Oxenhandler, 30, plans to combine her academic interest in the Japanese Metabolist movement that emerged in the aftermath of World War II with her interest in the housing market as she travels to Tokyo, Osaka, and Kyoto. After noting the drastic difference in the number of homeless in New York and Tokyo, Oxenhandler traced Japan’s lower rate to an abundance of temporary housing produced by the Metabolists, a movement she studied while pursuing her M.Arch. at the University of Pennsylvania’s School of Design.
“I’m often asked to think about ways of building really low-cost affordable housing in the neighborhoods where I’ve worked,” said Oxenhandler, currently an architectural fellow at the People’s Emergency Center, a community development nonprofit in West Philadelphia. “It will be interesting to see how these more disposable houses are designed and built, and to think about ways that we can borrow these ideas in the U.S.”
Meanwhile, Halpern, 29 and a designer at Para-Project, a New York–based collaborative architecture firm, will apply the fellowship’s resources to challenge the way cities market themselves with predetermined urban panoramas. Using the panorama as a theoretical framework—an idea he first explored in his master’s thesis at Harvard’s Graduate School of Design—he will travel through nine cities in Western Europe to develop alternative tourist literature.

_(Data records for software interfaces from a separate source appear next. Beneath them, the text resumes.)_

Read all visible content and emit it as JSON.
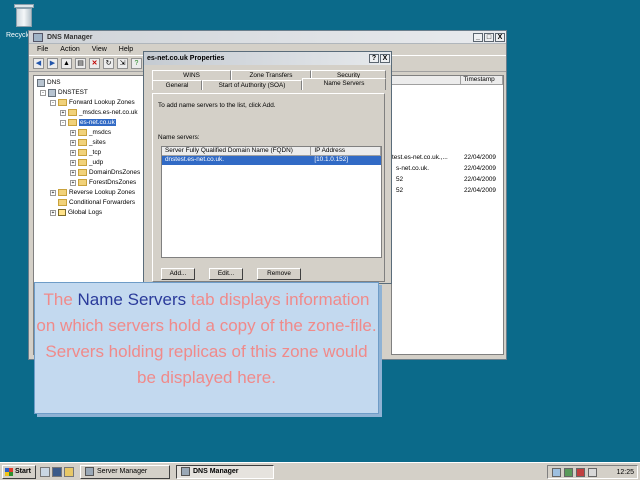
{
  "desktop": {
    "recycle_label": "Recycle"
  },
  "window": {
    "title": "DNS Manager",
    "controls": [
      "_",
      "□",
      "X"
    ],
    "menu": [
      "File",
      "Action",
      "View",
      "Help"
    ],
    "toolbar_icons": [
      "back-icon",
      "forward-icon",
      "up-icon",
      "properties-icon",
      "delete-icon",
      "refresh-icon",
      "export-icon",
      "help-icon"
    ]
  },
  "tree": {
    "root": "DNS",
    "server": "DNSTEST",
    "forward": "Forward Lookup Zones",
    "msdcs": "_msdcs.es-net.co.uk",
    "zone": "es-net.co.uk",
    "children": [
      "_msdcs",
      "_sites",
      "_tcp",
      "_udp",
      "DomainDnsZones",
      "ForestDnsZones"
    ],
    "reverse": "Reverse Lookup Zones",
    "conditional": "Conditional Forwarders",
    "global_logs": "Global Logs"
  },
  "list": {
    "col_timestamp": "Timestamp",
    "rows": [
      {
        "name": "test.es-net.co.uk.,...",
        "ts": "22/04/2009"
      },
      {
        "name": "s-net.co.uk.",
        "ts": "22/04/2009"
      },
      {
        "name": "52",
        "ts": "22/04/2009"
      },
      {
        "name": "52",
        "ts": "22/04/2009"
      }
    ]
  },
  "dialog": {
    "title": "es-net.co.uk Properties",
    "help_btn": "?",
    "close_btn": "X",
    "tabs_row1": [
      "WINS",
      "Zone Transfers",
      "Security"
    ],
    "tabs_row2": [
      "General",
      "Start of Authority (SOA)",
      "Name Servers"
    ],
    "instruction": "To add name servers to the list, click Add.",
    "ns_label": "Name servers:",
    "col_fqdn": "Server Fully Qualified Domain Name (FQDN)",
    "col_ip": "IP Address",
    "ns_rows": [
      {
        "fqdn": "dnstest.es-net.co.uk.",
        "ip": "[10.1.0.152]"
      }
    ],
    "add": "Add...",
    "edit": "Edit...",
    "remove": "Remove"
  },
  "callout": {
    "pre": "The ",
    "highlight": "Name Servers",
    "post": " tab displays information on which servers hold a copy of the zone-file. Servers holding replicas of this zone would be displayed here."
  },
  "taskbar": {
    "start": "Start",
    "tasks": [
      "Server Manager",
      "DNS Manager"
    ],
    "clock": "12:25"
  }
}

“The way cities represent themselves claims you can learn the entire history of a city by following its official tourist itinerary,” Halpern says. “But you’re not going to learn anything that they don’t offer you.” In order to counter this reductive depiction of cities, Halpern will produce his own travel brochures, based on interactions with people and specific structures in each city.
Both Oxenhandler and Halpern will complete their trips before September 2018. They will have the opportunity to publish reports of their studies in Record.